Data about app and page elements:
--------

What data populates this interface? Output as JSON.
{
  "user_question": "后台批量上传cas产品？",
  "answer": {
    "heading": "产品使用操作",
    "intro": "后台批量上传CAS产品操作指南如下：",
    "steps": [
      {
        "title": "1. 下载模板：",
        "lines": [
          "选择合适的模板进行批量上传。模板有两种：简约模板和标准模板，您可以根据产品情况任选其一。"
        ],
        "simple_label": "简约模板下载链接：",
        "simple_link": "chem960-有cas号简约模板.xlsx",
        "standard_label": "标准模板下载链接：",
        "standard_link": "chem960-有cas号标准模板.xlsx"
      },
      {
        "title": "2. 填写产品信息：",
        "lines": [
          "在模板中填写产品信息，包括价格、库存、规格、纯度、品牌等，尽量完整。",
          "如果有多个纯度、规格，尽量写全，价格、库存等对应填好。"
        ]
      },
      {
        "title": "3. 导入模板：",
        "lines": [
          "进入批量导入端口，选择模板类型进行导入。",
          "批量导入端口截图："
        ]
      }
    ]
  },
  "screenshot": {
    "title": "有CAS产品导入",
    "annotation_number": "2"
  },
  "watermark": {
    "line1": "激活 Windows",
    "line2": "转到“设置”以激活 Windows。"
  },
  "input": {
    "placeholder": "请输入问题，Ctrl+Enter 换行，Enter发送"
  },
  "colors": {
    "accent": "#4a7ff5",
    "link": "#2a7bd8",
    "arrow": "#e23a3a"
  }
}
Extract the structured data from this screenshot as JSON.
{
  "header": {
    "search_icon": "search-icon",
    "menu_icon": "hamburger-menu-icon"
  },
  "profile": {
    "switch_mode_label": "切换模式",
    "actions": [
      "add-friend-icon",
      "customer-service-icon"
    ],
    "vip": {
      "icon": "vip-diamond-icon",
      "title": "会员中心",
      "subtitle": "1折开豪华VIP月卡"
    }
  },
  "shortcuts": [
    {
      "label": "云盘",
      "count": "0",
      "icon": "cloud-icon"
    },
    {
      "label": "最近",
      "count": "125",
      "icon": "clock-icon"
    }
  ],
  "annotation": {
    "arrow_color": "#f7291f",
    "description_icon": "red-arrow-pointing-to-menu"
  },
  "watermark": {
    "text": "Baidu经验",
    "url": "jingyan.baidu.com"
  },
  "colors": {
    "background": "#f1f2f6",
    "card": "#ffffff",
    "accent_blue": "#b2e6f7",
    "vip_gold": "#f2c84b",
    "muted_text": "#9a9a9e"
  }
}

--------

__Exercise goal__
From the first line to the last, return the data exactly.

__Result of this task__
What data populates this interface? Output as JSON.
{
  "user_question": "后台批量上传cas产品？",
  "answer": {
    "heading": "产品使用操作",
    "intro": "后台批量上传CAS产品操作指南如下：",
    "steps": [
      {
        "title": "1. 下载模板：",
        "lines": [
          "选择合适的模板进行批量上传。模板有两种：简约模板和标准模板，您可以根据产品情况任选其一。"
        ],
        "simple_label": "简约模板下载链接：",
        "simple_link": "chem960-有cas号简约模板.xlsx",
        "standard_label": "标准模板下载链接：",
        "standard_link": "chem960-有cas号标准模板.xlsx"
      },
      {
        "title": "2. 填写产品信息：",
        "lines": [
          "在模板中填写产品信息，包括价格、库存、规格、纯度、品牌等，尽量完整。",
          "如果有多个纯度、规格，尽量写全，价格、库存等对应填好。"
        ]
      },
      {
        "title": "3. 导入模板：",
        "lines": [
          "进入批量导入端口，选择模板类型进行导入。",
          "批量导入端口截图："
        ]
      }
    ]
  },
  "screenshot": {
    "title": "有CAS产品导入",
    "annotation_number": "2"
  },
  "watermark": {
    "line1": "激活 Windows",
    "line2": "转到“设置”以激活 Windows。"
  },
  "input": {
    "placeholder": "请输入问题，Ctrl+Enter 换行，Enter发送"
  },
  "colors": {
    "accent": "#4a7ff5",
    "link": "#2a7bd8",
    "arrow": "#e23a3a"
  }
}
Extract the structured data from this screenshot as JSON.
{
  "header": {
    "search_icon": "search-icon",
    "menu_icon": "hamburger-menu-icon"
  },
  "profile": {
    "switch_mode_label": "切换模式",
    "actions": [
      "add-friend-icon",
      "customer-service-icon"
    ],
    "vip": {
      "icon": "vip-diamond-icon",
      "title": "会员中心",
      "subtitle": "1折开豪华VIP月卡"
    }
  },
  "shortcuts": [
    {
      "label": "云盘",
      "count": "0",
      "icon": "cloud-icon"
    },
    {
      "label": "最近",
      "count": "125",
      "icon": "clock-icon"
    }
  ],
  "annotation": {
    "arrow_color": "#f7291f",
    "description_icon": "red-arrow-pointing-to-menu"
  },
  "watermark": {
    "text": "Baidu经验",
    "url": "jingyan.baidu.com"
  },
  "colors": {
    "background": "#f1f2f6",
    "card": "#ffffff",
    "accent_blue": "#b2e6f7",
    "vip_gold": "#f2c84b",
    "muted_text": "#9a9a9e"
  }
}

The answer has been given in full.